Is Chinese Spending the Key to Global Economic Rebound?

The recent economic slowdown in China has raised questions about the possibility of the world economy having a rebound any time soon.

Despite its more than 12 trillion US dollars in gross domestic product, contraction in consumer spending and retail credit default has slowed down the global economic powerhouse.

When we dive into the Chinese economy, the government and its people have optimized how they spend, not only has this improved its economy, but also the global economy at large.

In recent months, all eyes have been on China as a possible trigger to awaken a global economic rebound. However, so far, no luck yet.

A Definite Trend

The Chinese government has been able to ensure that at least its people have a working economy.

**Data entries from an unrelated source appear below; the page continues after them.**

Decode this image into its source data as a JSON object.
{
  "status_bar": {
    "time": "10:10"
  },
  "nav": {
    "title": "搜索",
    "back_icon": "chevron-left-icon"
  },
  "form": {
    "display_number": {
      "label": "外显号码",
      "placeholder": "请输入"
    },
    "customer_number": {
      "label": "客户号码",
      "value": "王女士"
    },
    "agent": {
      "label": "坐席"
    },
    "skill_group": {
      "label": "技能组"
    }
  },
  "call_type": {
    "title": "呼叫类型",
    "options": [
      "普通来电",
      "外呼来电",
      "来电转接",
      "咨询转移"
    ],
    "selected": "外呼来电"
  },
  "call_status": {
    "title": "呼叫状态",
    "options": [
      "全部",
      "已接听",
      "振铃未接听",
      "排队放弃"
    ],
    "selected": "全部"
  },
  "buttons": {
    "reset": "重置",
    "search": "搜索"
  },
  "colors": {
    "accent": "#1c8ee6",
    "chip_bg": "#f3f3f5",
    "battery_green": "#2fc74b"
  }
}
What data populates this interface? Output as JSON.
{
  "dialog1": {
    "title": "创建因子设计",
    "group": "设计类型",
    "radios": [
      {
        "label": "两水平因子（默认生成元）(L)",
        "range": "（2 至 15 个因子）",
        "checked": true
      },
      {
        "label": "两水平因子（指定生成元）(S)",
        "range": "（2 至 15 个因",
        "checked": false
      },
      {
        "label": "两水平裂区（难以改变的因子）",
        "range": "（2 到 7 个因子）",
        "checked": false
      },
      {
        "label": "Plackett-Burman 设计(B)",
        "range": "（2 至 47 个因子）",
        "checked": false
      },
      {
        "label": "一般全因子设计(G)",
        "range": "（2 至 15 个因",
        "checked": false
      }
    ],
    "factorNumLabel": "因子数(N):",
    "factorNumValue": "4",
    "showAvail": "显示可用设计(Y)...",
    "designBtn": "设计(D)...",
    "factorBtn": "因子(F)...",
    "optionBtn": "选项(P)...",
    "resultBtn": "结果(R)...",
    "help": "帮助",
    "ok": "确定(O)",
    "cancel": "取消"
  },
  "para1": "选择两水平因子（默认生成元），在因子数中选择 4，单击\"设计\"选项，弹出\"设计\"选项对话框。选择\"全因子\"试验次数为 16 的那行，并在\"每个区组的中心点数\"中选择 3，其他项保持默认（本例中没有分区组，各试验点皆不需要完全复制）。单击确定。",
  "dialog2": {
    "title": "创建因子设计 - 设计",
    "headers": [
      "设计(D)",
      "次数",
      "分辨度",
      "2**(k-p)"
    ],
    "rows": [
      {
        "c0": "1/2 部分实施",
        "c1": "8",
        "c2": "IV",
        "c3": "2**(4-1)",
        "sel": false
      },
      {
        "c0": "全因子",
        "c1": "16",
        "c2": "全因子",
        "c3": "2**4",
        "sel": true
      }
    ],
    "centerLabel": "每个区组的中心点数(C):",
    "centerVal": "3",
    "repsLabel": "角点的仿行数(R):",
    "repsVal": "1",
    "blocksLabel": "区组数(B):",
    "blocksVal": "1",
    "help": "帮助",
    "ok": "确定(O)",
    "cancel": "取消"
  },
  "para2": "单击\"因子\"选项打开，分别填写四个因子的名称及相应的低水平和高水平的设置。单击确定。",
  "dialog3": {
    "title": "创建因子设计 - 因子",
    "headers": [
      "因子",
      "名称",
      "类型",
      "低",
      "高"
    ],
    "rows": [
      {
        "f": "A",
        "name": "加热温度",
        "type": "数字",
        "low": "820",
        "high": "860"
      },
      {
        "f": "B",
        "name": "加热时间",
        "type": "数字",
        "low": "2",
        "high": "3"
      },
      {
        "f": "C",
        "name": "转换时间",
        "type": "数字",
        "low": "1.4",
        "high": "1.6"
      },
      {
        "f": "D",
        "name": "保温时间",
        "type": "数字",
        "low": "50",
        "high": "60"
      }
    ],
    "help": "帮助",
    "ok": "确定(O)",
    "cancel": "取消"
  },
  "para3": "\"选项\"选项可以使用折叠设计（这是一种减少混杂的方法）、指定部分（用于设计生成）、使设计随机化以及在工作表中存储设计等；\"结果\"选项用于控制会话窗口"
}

China’s main aim is service to its citizens and next to the world.

As a fundamental economic policy, the Chinese government is in control of about three of the primary energy company: CNOOC, PetroChina and Sinopec. However, they are not so profitable, at least not as they would have been if they are private. So, what do we say in essence, is China of no impact on the global market?

Chinese spending has a ride-on effect on global economic fortunes as higher productivity leads to a boost in the import of fossil fuels from the global energy market.

In terms of the consumption expenditure per capital index in China of the goods and services; there has been an increase in this index to about 6.2% from the previous year of 5.4%. However, this has not come through to significantly raise the global economic pulse.

The New Deal

China accounts for more than I million millionaires and this points to growing spending power that is by all means notable. As the economy has expanded and grew, a lot of investments have sprung up around the country.

Real estate, construction, and manufacturing have witnessed a rapid surge. The number of Chinese moving to the west has also increased in recent years, as the new oligarchs expose their wards to western education.

In terms of hi-tech exports, China recorded more than USD 200 billion in revenues in the year 2018 with its lower-priced products displacing European and American competitors around the globe.

This partly led to the tit-for-tat tariffs heightened by President Trump towards the end of 2018. The back- and -forth retaliation between America and China, also contributed to the slowing down of the global economy.

A Rising Influence

Western nations have stridently raised their voices in recent years as Chinese influence grew around the world. From providing the low-interest rate to African nations and pursuing a policy of finance-and-build on a global scale, productivity has certainly climbed to an all-time high in China.

With more cash to splurge from its foreign reserves of more than USD 3 trillion than any other country, China is rather steady to steer the global economy to a rebound. And this is not a point in dispute. With higher global productivity, US oil producers will pump out more shale oil and the OPEC countries will be assured of steady growth in global demand.

As long as the global energy market is booming, more countries will have more inflows and more purchasing power. Construction activities will witness steady growth and more outlay will be recorded for infrastructure development.

With the wealth going around, the bourgeoisie has more to splurge in global travels and the under-40 around the world will keep the hotel and tourism sector aglow.

China no doubt has the capacity to give rise to a global economic rebound. As the tempers over trade wars get doused, a free flow of goods and services will lead to a boost in global markets and we all can be better for it.

Leave a Reply

Your email address will not be published. Required fields are marked *